Crucial talks on PPF today as 1% divides sides


Today's talks between employers and trade unions will decide the fate of the current national pay agreement.

A gap of around 1 per cent still divides the two sides.

The SIPTU general secretary, Mr John McDonnell, said yesterday that when talks ended on Saturday evening "the employers were still at 1 to 2 per cent and we were at 3 per cent. If we had been prepared to accept 2 per cent we could have concluded talks but we are seeking to restore the value of the 25 per cent pay and tax package agreed in the Programme for Prosperity and Fairness. We believe that now needs to be around 30 per cent over the life of the agreement.

"We aim for the pay element to be agreed by tomorrow," he added. "We'll still be looking to the Budget to give special tax reductions over and above those in the PPF." Overall, he stressed, the pay increases and tax cuts would have to be worth 5 per cent.

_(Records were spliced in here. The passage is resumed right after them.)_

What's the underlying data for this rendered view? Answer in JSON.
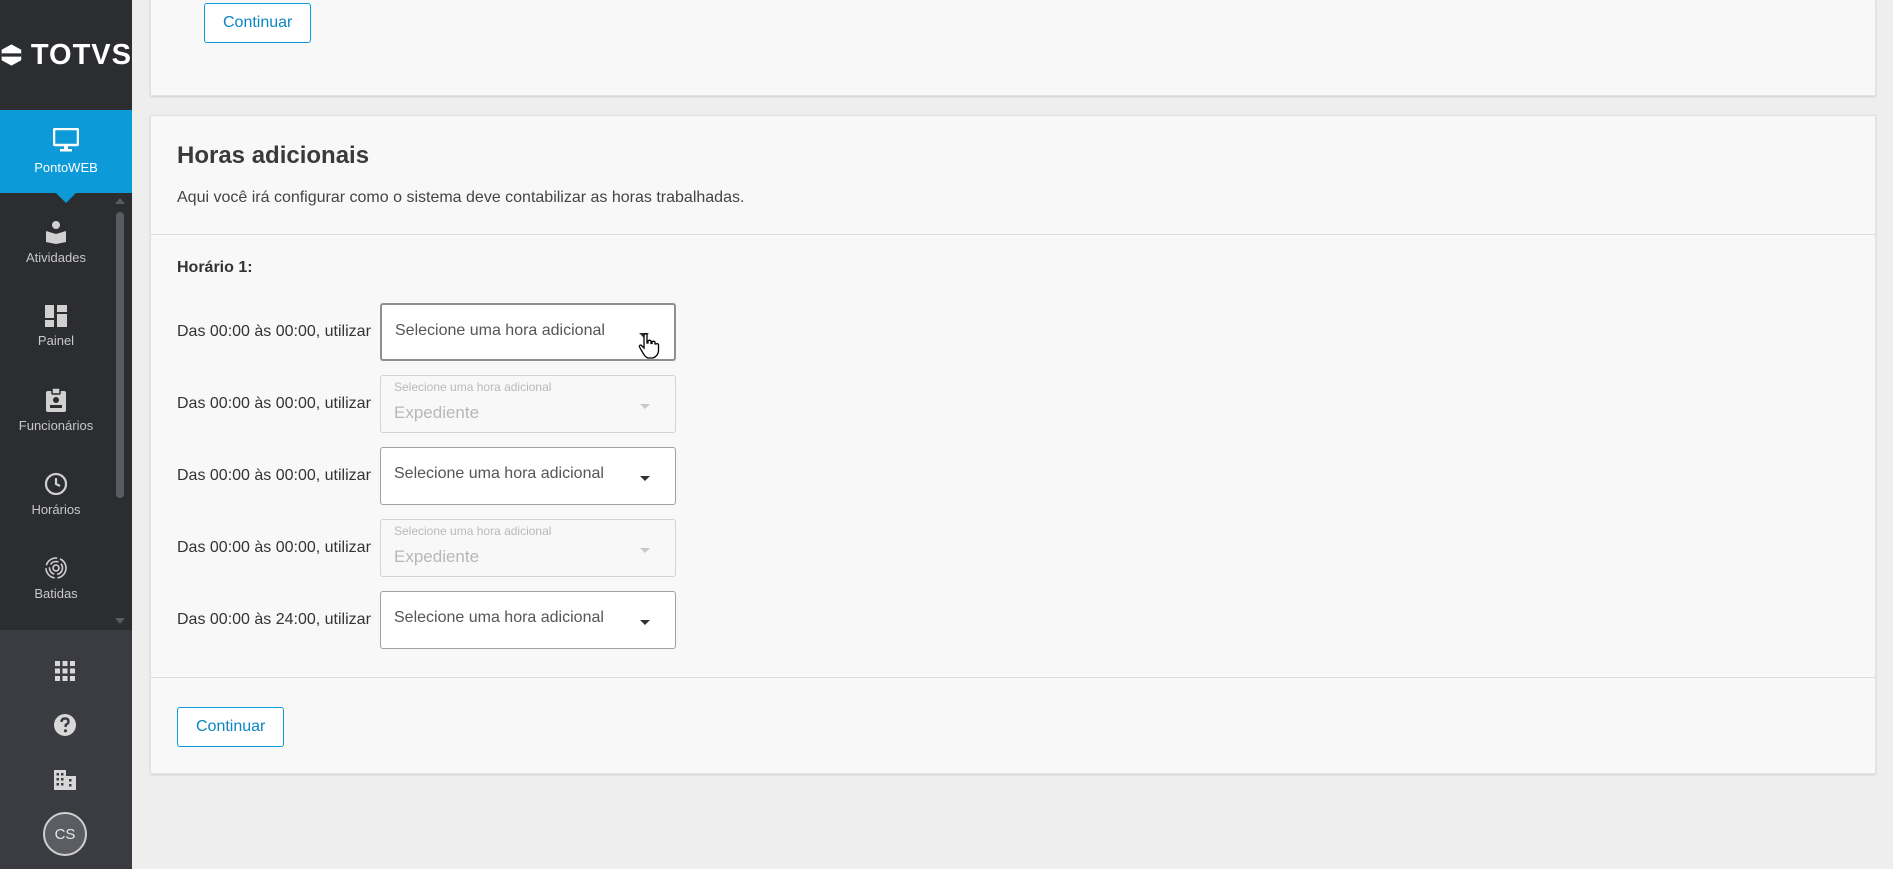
{
  "sidebar": {
    "logo": "TOTVS",
    "active": {
      "label": "PontoWEB",
      "icon": "monitor-icon"
    },
    "items": [
      {
        "label": "Atividades",
        "icon": "user-book-icon"
      },
      {
        "label": "Painel",
        "icon": "dashboard-icon"
      },
      {
        "label": "Funcionários",
        "icon": "badge-icon"
      },
      {
        "label": "Horários",
        "icon": "clock-icon"
      },
      {
        "label": "Batidas",
        "icon": "fingerprint-icon"
      }
    ],
    "bottom_icons": [
      "apps-grid-icon",
      "help-icon",
      "building-icon"
    ],
    "avatar": "CS"
  },
  "top_card": {
    "continue_label": "Continuar"
  },
  "main": {
    "title": "Horas adicionais",
    "description": "Aqui você irá configurar como o sistema deve contabilizar as horas trabalhadas.",
    "subtitle": "Horário 1:",
    "rows": [
      {
        "label": "Das 00:00 às 00:00, utilizar",
        "placeholder": "Selecione uma hora adicional",
        "value": ""
      },
      {
        "label": "Das 00:00 às 00:00, utilizar",
        "placeholder": "Selecione uma hora adicional",
        "value": "Expediente"
      },
      {
        "label": "Das 00:00 às 00:00, utilizar",
        "placeholder": "Selecione uma hora adicional",
        "value": ""
      },
      {
        "label": "Das 00:00 às 00:00, utilizar",
        "placeholder": "Selecione uma hora adicional",
        "value": "Expediente"
      },
      {
        "label": "Das 00:00 às 24:00, utilizar",
        "placeholder": "Selecione uma hora adicional",
        "value": ""
      }
    ],
    "continue_label": "Continuar"
  },
  "colors": {
    "accent": "#0c9ad9",
    "sidebar_bg": "#2b2d31",
    "page_bg": "#eeeeef"
  }
}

Whether talks break down or conclude successfully tonight, the Minister for Finance, Mr McCreevy, will know precisely how much extra he needs to concede to the PAYE sector to keep the PPF afloat. Under existing terms he has to concede 5 per cent in income tax reductions on Wednesday. The unions are now clear that every 1 per cent shortfall in talks with employers will have to be balanced by income tax concessions.

The director general of the Irish Business and Employers Confederation, Mr Turlough O'Sullivan, agreed with Mr McDonnell that today is "crunch time" in the talks. He said whatever was agreed "would have to deliver on industrial peace in a way the PPF has not delivered so far".

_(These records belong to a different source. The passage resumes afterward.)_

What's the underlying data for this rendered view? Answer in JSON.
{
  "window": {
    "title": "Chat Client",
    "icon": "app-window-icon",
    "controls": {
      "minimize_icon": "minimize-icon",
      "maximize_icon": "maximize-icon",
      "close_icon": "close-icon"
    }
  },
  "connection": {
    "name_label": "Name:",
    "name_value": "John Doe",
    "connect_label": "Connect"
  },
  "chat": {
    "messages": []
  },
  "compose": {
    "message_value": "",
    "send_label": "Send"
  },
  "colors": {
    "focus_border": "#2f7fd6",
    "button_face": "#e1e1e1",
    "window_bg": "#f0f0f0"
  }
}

On pay he said: "Any extra money made available must be on the basis that employers have the right to bargain at local level, as the provisions of the PPF allow, to seek greater flexibilities, productivity and so on. If they don't have that, the bottom line is it will impact on competitiveness."

The expected upturn in the euro could cause problems "for companies which have not been able to keep up with changes in global markets. There are a lot of vulnerable sectors and people need to understand there are a lot of companies on the edge." While Mr O'Sullivan conceded that many of these firms were in the low-pay sector, where workers felt left behind by the boom, he said there was a danger that high pay increases could put people out of a job.

Renewed reports that the Review Body on Higher Remuneration in the Public Sector is recommending increases of between 11 per cent and 17 per cent are likely to put increased pressure on trade unions to hold out for at least 2.5 per cent or 3 per cent in the current talks.

But the INTO general secretary, Senator Joe O'Toole, said yesterday that "far from being a problem, any increases in the review are an opportunity for other groups and for teachers in particular" to seek more.

Any concessions to groups such as senior civil servants or hospital consultants could be used to press for increases in talks with the new bench marking body, he said. In light of the reported review body increases Senator O'Toole would be "very unhappy with any figure for teachers that was not significantly above 10 per cent" from the benchmarking process.

The public services committee of the Irish Congress of Trade Unions is to meet Department of Finance officials again this morning, ahead of the wider negotiations between the ICTU and IBEC this evening.